Judge Charles J. Hoskin, Department E
Judge Hoskin is highly regarded and his retention score increased from 87% in 2010 to 91% in 2012. Judge Hoskin is prompt, prepared, thorough and win or lose, you will generally feel like you received a fair hearing. In the first four months of 2012 Judge Hoskin was not perempted once.
Judge T. Arthur Ritchie, Jr., Department H
Judge Ritchie was appointed to the family court by the governor in 1999 and has been retained three times since. Judge Ritchie is consistently one of the highest rated family court judges in the Las Vegas Review Journal “Judging the Judges” survey. Judge Ritchie served as the presiding judge of the family division from 2006 -2008 and then served as chief judge over the entire Eighth Judicial District. Judge Ritchie is highly respected by the bar and is one of the few judges who actually follows most procedural rules.

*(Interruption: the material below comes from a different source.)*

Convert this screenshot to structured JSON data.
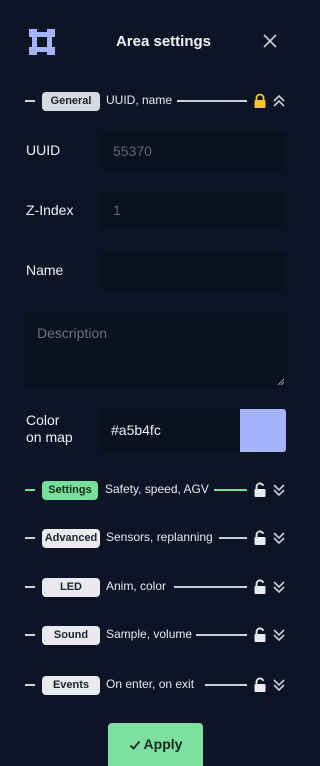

Judge Cheryl B. Moss, Department I
Judge Moss was first elected to the family court in 2000 and has been reelected three times since. Since 2006, Judge Moss has received the lowest average score for retention amongst all current judges and is one of the most perempted family court judges.
Judge Jennifer Elliott, Department L

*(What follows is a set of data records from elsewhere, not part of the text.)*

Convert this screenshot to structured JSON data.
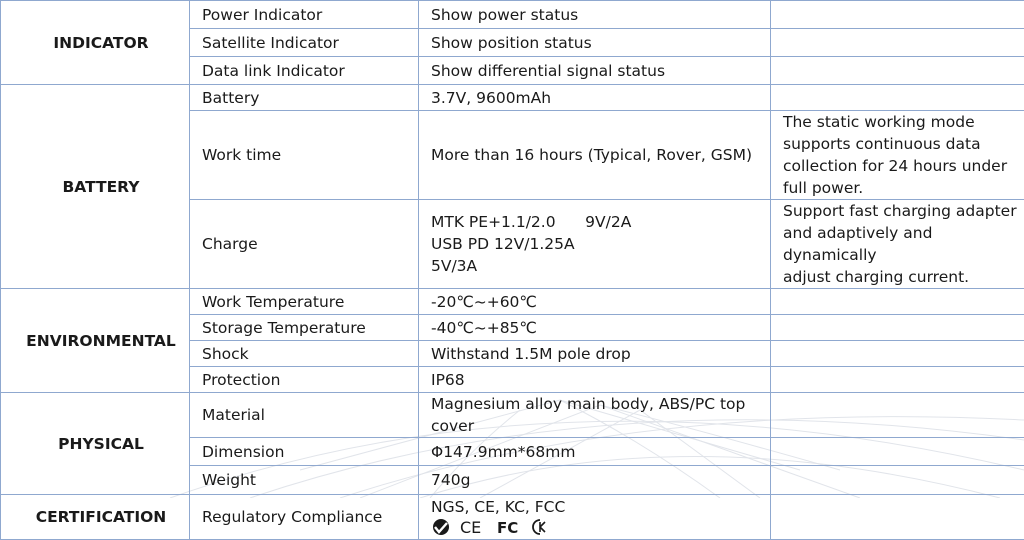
{
  "sections": [
    {
      "category": "INDICATOR",
      "rows": [
        {
          "item": "Power Indicator",
          "value": "Show power status",
          "note": ""
        },
        {
          "item": "Satellite Indicator",
          "value": "Show position status",
          "note": ""
        },
        {
          "item": "Data link Indicator",
          "value": "Show differential signal status",
          "note": ""
        }
      ]
    },
    {
      "category": "BATTERY",
      "rows": [
        {
          "item": "Battery",
          "value": "3.7V, 9600mAh",
          "note": ""
        },
        {
          "item": "Work time",
          "value": "More than 16 hours (Typical, Rover, GSM)",
          "note_lines": [
            "The static working mode",
            "supports continuous data",
            "collection for 24 hours under",
            "full power."
          ]
        },
        {
          "item": "Charge",
          "value_lines": [
            "MTK PE+1.1/2.0      9V/2A",
            "USB PD 12V/1.25A",
            "5V/3A"
          ],
          "note_lines": [
            "Support fast charging adapter",
            "and adaptively and dynamically",
            "adjust charging current."
          ]
        }
      ]
    },
    {
      "category": "ENVIRONMENTAL",
      "rows": [
        {
          "item": "Work Temperature",
          "value": "-20℃~+60℃",
          "note": ""
        },
        {
          "item": "Storage Temperature",
          "value": "-40℃~+85℃",
          "note": ""
        },
        {
          "item": "Shock",
          "value": "Withstand 1.5M pole drop",
          "note": ""
        },
        {
          "item": "Protection",
          "value": "IP68",
          "note": ""
        }
      ]
    },
    {
      "category": "PHYSICAL",
      "rows": [
        {
          "item": "Material",
          "value": "Magnesium alloy main body, ABS/PC top cover",
          "note": ""
        },
        {
          "item": "Dimension",
          "value": "Φ147.9mm*68mm",
          "note": ""
        },
        {
          "item": "Weight",
          "value": "740g",
          "note": ""
        }
      ]
    },
    {
      "category": "CERTIFICATION",
      "rows": [
        {
          "item": "Regulatory Compliance",
          "value": "NGS, CE, KC, FCC",
          "note": "",
          "cert_marks": [
            "CE",
            "FC"
          ]
        }
      ]
    }
  ],
  "colors": {
    "border": "#8fa8cf",
    "text": "#1a1a1a"
  },
  "icons": [
    "ngs-logo-icon",
    "ce-mark-icon",
    "fcc-mark-icon",
    "kc-mark-icon"
  ]
}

Prior to being elected to the family court in 2002, Judge Elliott was a licensed marriage and family therapist In Nevada. She graduated from UNLV in 1998 with a Master’s of Science in Counseling. She served as an arbitrator and as a supreme court settlement judge. She Elliott is best suited for complicated custody issues.
Judge William Potter, Department M
Judge Potter has been criticized for a casual and sometimes inconsistent judicial demeanor. Judge Potter, however, is underrated as a judge and usually makes the right decision.
Judge Matthew P. Harter, Department N
Judge Harter has served on the family court since January of 2009. Prior to being in private practice from 1995-2008, Judge Harter was the law clerk for family court Judge Gerald W. Hardcastle. Judge Harter graudat3ed from UNLV in 1988 with a BA in Business Administration.
Judge Harter is one of the newer family court judges. For a new judge, however, he is decisive. For better or worse, this is preferable to many new judges who lack the confidence to make actual orders. Judge Harter doesn’t always get it right in our opinion, but he is prepared and is not afraid to make real decisions.
Judge Sandra Pomrenze, Department P
Judge Pomrenze’s retention score has decreased from 63% in 2006 to 54% in 2012. Some of this may be attributed to some controversial decision, but much may also be attributed to her demeanor and enforcement of the rules. Judge Pomrenze’s high peremption rate is likely more due to her demeanor than her decisions.
Judge Bryce C. Duckworth, Department Q
Judge Duckworth is one of the newer judges, but was respected as a family law attorney and is highly regarded as a judge. In the last judicial survey he had a 94% retention score. Judge Duckworth is an excellent judge for any complex family law case and has an excellent demeanor.
Judge Bill Henderson, Department R
Judge Henderson has surprised many lawyers and has turned out to be a good judge. He is prepared, has a good demeanor and is not afraid to make difficult decisions.
Judge Vincent Ochoa, Department S
Judge Ochoa is one of the newest judges and it is still too early to provide a reasonable assessment of his performance.
Judge Gayle Nathan, Department T
Judge Nathan is also one of the newest judges and it is also too early to provide a reasonable assessment of her performance. For reasons not complete clear, however, Judge Nathan’s peremption rate from January through April is significant higher than any other judge.